We slowly drove--He knew no haste/And I had put away/My labor and my leisure too,/For his Civility--
These lines both establish the overall metaphor for the journey to the grave and employ two different figures of speech--death becomes personified as a carriage driver, and Dickinson employs the rhetorical device of litotes--understatement--when she describes herself not as having died but having "put away" the pursuits of a living person.
In the third stanza, which continues the metaphor of death as a journey, Dickinson observes a school in which children are playing, fields full of crops, and, last, "the Setting Sun," another metaphor for the end of one's life. With her penchant for startling images, however, Dickinson manages to turn this very conventional metaphor into something fresh: she and Death are not passing the setting sun but rather the sun is passing them, a reminder that, while life has stopped for Death and his companion, life goes on without them.

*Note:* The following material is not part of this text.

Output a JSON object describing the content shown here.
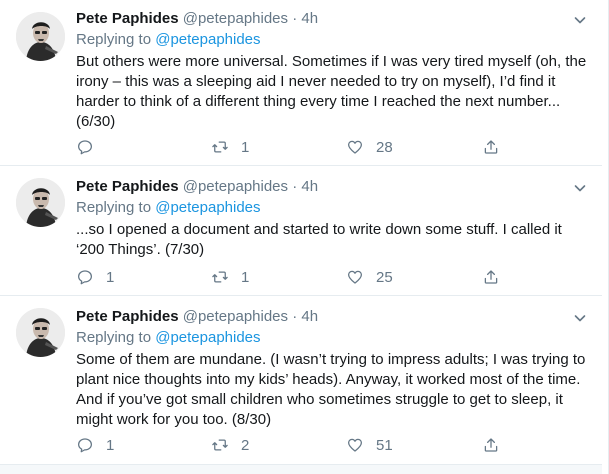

When they reach "a House that seemed/A Swelling of the Ground--," it is clear that the "House," with its "scarcely visible" roof, is actually the grave to which the two have been driving, a great example of periphrasis--circumlocution--to soften the harsh reality of the grave.

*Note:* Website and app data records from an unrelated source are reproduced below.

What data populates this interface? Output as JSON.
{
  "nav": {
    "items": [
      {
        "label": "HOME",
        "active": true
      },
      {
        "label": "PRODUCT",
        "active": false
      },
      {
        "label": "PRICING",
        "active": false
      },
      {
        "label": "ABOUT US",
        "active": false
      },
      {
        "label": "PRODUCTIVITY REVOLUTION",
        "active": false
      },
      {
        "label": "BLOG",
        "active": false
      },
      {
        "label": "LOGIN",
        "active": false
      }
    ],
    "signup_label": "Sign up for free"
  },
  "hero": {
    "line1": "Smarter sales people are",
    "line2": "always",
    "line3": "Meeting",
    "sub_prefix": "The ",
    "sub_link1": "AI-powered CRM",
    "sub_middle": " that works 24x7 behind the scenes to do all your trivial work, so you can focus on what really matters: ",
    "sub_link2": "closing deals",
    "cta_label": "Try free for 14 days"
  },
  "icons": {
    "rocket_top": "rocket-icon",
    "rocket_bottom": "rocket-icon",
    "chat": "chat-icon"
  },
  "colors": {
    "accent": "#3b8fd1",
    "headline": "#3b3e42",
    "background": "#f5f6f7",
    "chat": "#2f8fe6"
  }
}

On the whole, Dickinson's use of metaphor and figures of speech in this poem contributes to the sense of revery and calm acceptance of death one feels while reading this poem. The harsh reality of death is entirely absent from this version of one's death, which is caste in terms of acceptance, peace, emotional objectivity, and the intellectual honesty that allows one to understand that life goes on.